Location: Plant Gene Expression CenterTitle: Evaluating domestication and ploidy effects on the assembly of the wheat bacterial microbiome
|WIPF, HEIDI - University Of California|
Submitted to: PLoS ONE
Publication Type: Peer Reviewed Journal
Publication Acceptance Date: 2/17/2021
Publication Date: 3/18/2021
Citation: Wipf, H., Coleman-Derr, D.A. 2021. Evaluating domestication and ploidy effects on the assembly of the wheat bacterial microbiome. PLoS ONE. 16(3). Article e0248030. https://doi.org/10.1371/journal.pone.0248030.
Interpretive Summary: While numerous studies implicate the microbiome in host fitness, contributions of host evolution to microbial recruitment remain largely uncharacterized. Past work has shown that plant polyploidy and domestication can influence plant biotic and abiotic interactions, yet impacts on broader microbiome assembly are still unknown for many crop species. By improving our understanding of the degree to which host ploidy and cultivation factors shape the plant microbiome, this research informs perspectives on what key driving forces may underlie microbiome structuring, as well as where future efforts may be best directed towards fortifying plant growth by microbial means. The greatest influence of the host on the wheat microbiome appeared to occur in the rhizosphere compartment, and we suggest that future work focuses on this environment to further characterize how host genomic and phenotypic changes influence plant-microbe communications.

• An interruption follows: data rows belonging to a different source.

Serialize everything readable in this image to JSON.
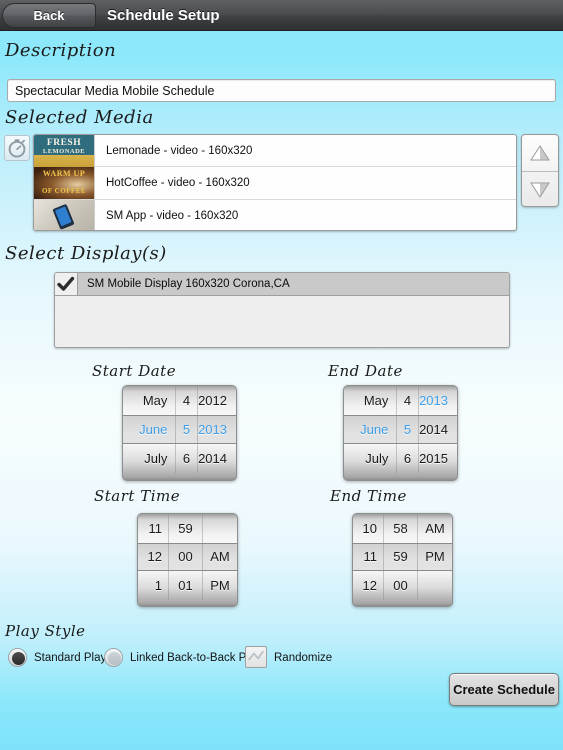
{
  "titlebar": {
    "back_label": "Back",
    "title": "Schedule Setup"
  },
  "description": {
    "heading": "Description",
    "value": "Spectacular Media Mobile Schedule",
    "placeholder": "Description"
  },
  "selected_media": {
    "heading": "Selected Media",
    "timer_icon": "stopwatch-icon",
    "items": [
      {
        "label": "Lemonade - video - 160x320",
        "thumb_text": "FRESH LEMONADE"
      },
      {
        "label": "HotCoffee - video - 160x320",
        "thumb_text": "WARM UP OF COFFEE"
      },
      {
        "label": "SM App - video - 160x320",
        "thumb_text": ""
      }
    ],
    "move_up_icon": "triangle-up-icon",
    "move_down_icon": "triangle-down-icon"
  },
  "select_displays": {
    "heading": "Select Display(s)",
    "items": [
      {
        "label": "SM Mobile Display  160x320  Corona,CA",
        "checked": true
      }
    ]
  },
  "start_date": {
    "heading": "Start Date",
    "rows": [
      {
        "month": "May",
        "day": "4",
        "year": "2012",
        "selected": false,
        "blue": []
      },
      {
        "month": "June",
        "day": "5",
        "year": "2013",
        "selected": true,
        "blue": [
          "month",
          "day",
          "year"
        ]
      },
      {
        "month": "July",
        "day": "6",
        "year": "2014",
        "selected": false,
        "blue": []
      }
    ],
    "value": "June 5 2013"
  },
  "end_date": {
    "heading": "End Date",
    "rows": [
      {
        "month": "May",
        "day": "4",
        "year": "2013",
        "selected": false,
        "blue": [
          "year"
        ]
      },
      {
        "month": "June",
        "day": "5",
        "year": "2014",
        "selected": true,
        "blue": [
          "month",
          "day"
        ]
      },
      {
        "month": "July",
        "day": "6",
        "year": "2015",
        "selected": false,
        "blue": []
      }
    ],
    "value": "June 5 2014"
  },
  "start_time": {
    "heading": "Start Time",
    "rows": [
      {
        "hour": "11",
        "minute": "59",
        "meridiem": "",
        "selected": false
      },
      {
        "hour": "12",
        "minute": "00",
        "meridiem": "AM",
        "selected": true
      },
      {
        "hour": "1",
        "minute": "01",
        "meridiem": "PM",
        "selected": false
      }
    ],
    "value": "12:00 AM"
  },
  "end_time": {
    "heading": "End Time",
    "rows": [
      {
        "hour": "10",
        "minute": "58",
        "meridiem": "AM",
        "selected": false
      },
      {
        "hour": "11",
        "minute": "59",
        "meridiem": "PM",
        "selected": true
      },
      {
        "hour": "12",
        "minute": "00",
        "meridiem": "",
        "selected": false
      }
    ],
    "value": "11:59 PM"
  },
  "play_style": {
    "heading": "Play Style",
    "standard_label": "Standard Play",
    "standard_selected": true,
    "linked_label": "Linked Back-to-Back Play",
    "linked_selected": false,
    "randomize_label": "Randomize",
    "randomize_checked": false
  },
  "actions": {
    "create_label": "Create Schedule"
  },
  "colors": {
    "background_top": "#8ee8fb",
    "background_mid": "#f7fdfe",
    "titlebar": "#4a4c4f",
    "picker_highlight_text": "#3c9ee8",
    "selected_row": "#c9c9c9"
  }
}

Technical Abstract: In this study, we utilized three approaches—two field studies and one greenhouse-based experiment—to determine the degree to which patterns in bacterial community assembly in wheat (Triticum sp.) roots and rhizospheres are attributable to the host factors of ploidy level (2n, 4n, 6n) and domestication status (cultivated vs. wild). Profiling belowground bacterial communities with 16S rRNA gene amplicon sequencing, we analyzed patterns in diversity and composition. From our initial analyses of a subsetted dataset, we observed that host ploidy level was statistically significant in explaining variation in alpha and beta diversity for rhizosphere microbiomes, as well as correlated with distinct phylum-level shifts in composition, in the field. Using a reduced complexity field soil inoculum and controlled greenhouse conditions, we found some evidence suggesting that genomic lineage and ploidy level influence root alpha and beta diversity (p-value<0.05). However, in a follow-up field experiment using an expanded set of Triticum genomes that included both wild and domesticated varieties, we did not find a strong signal for either diploid genome lineages, domestication status, or ploidy level in shaping rhizosphere bacterial communities. Taken together, these results suggest that while host ploidy and domestication may have some minor influence on microbial assembly, these impacts are subtle and difficult to assess in belowground compartments for wheat varieties.